“It seemed to me that disabled outpatients using ventilators long-term were being treated less than equally to inpatients on ventilators. I think the hospital was put in this position because the government failed to have adequate stocks ready in the case of a pandemic. Health workers told me there was a shortage of filters which were being shipped from China (where the COVID outbreak began) and would take at least three months to arrive. They said there was no guarantee the filters would be fit for purpose as they would most likely not reach the British safety kite mark standards for use. My impression was that outpatients were being told filters were not needed because of the shortage of supplies. These filters could have been manufactured to required standards in the UK … why not? They could have been stored and delivered in a timely manner, why not?”
“This did not make logical sense especially during the pandemic.”
“After the complaint I made with the support of WinVisible, Disabled People Against Cuts and a legal firm [sending a letter before action] the hospital conceded and sent me ventilator filters and said they would be supplied to other outpatients as long as supplies allowed. This was very stressful to have to complain to a hospital that had supported me so well up to that point for a policy during the pandemic that discriminated against disabled outpatients on ventilators. The cause being central government’s inadequate planning and response pre- and during the pandemic — yet again treating disabled people as disposable.”
“Baroness Jane Campbell arranged for questions to be asked in the House of Lords on the matter via one of her peer colleagues, I do not know what the results were of this.”
In planning for a pandemic, it seemed that the situation of disabled people was addressed only in a negative and discriminatory way. Government and statutory agencies deliberately bypassed and neglected the needs and vulnerabilities of disabled people and how we were likely to be affected in particular ways.
Government planning and the priorities chosen, operated directly against our survival. We believe the opportunity was taken to “cull” older and disabled people — majority women — who were 60% of those who died in England, 68% of those in Wales. ONS figures from the 2021 census indicate a drop in the proportion of disabled people in the general population. Women/people of colour, including care workers, are also disproportionately over-represented among those who tragically died.
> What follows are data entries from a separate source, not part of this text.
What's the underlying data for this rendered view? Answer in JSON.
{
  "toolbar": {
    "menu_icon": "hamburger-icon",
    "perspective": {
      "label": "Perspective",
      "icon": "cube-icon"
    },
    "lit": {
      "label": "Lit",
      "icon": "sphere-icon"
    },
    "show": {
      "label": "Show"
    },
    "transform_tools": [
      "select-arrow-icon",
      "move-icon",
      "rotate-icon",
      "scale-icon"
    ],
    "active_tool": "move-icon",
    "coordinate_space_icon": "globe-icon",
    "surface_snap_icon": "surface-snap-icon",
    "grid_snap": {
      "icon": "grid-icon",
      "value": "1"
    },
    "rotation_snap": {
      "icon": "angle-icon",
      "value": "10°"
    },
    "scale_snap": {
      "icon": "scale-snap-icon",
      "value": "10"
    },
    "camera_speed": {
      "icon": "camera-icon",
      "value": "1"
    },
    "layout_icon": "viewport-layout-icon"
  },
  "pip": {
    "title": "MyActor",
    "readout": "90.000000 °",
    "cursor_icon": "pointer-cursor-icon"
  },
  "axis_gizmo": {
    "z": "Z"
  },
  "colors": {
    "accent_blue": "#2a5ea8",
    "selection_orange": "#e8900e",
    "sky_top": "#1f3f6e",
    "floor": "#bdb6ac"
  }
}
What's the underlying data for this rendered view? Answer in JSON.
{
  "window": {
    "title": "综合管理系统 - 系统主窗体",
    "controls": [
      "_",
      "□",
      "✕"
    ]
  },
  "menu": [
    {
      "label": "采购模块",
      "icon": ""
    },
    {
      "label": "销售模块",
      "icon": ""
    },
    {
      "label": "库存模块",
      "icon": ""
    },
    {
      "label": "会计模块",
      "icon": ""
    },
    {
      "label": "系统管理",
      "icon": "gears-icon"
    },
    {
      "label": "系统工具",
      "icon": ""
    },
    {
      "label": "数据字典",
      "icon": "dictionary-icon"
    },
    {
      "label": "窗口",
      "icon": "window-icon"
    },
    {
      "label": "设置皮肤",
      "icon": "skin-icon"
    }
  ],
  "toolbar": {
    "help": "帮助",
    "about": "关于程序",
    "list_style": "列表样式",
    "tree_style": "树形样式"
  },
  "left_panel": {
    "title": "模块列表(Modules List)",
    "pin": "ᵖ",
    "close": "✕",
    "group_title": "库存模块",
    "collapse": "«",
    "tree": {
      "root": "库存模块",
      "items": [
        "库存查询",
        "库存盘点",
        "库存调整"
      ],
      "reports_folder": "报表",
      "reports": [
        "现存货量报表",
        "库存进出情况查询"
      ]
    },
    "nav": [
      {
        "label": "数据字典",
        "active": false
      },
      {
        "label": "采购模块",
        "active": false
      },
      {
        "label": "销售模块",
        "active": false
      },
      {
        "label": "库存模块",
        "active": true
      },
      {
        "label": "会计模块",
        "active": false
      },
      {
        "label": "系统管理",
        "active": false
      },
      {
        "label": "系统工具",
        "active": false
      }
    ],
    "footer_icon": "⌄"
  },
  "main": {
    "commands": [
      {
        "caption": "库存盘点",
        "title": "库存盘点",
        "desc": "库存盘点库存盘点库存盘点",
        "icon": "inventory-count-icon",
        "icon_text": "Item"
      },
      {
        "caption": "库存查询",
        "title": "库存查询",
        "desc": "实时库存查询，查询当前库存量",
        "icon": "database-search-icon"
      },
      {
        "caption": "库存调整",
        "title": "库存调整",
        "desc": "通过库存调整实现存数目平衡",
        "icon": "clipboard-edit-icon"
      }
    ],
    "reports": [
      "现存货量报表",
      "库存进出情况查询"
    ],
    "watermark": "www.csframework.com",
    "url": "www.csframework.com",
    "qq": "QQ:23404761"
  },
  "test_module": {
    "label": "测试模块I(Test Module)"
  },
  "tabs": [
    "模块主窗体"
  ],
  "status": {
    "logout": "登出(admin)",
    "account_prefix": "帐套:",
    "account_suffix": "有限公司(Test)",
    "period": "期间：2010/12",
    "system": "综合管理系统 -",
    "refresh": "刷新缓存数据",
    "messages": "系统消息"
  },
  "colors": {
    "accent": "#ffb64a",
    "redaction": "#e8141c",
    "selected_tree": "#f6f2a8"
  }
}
* Sue is a member of WinVisible, DAN (disabled people’s Direct Action Network) & METRO-GAD (Greenwich Association of Disabled People).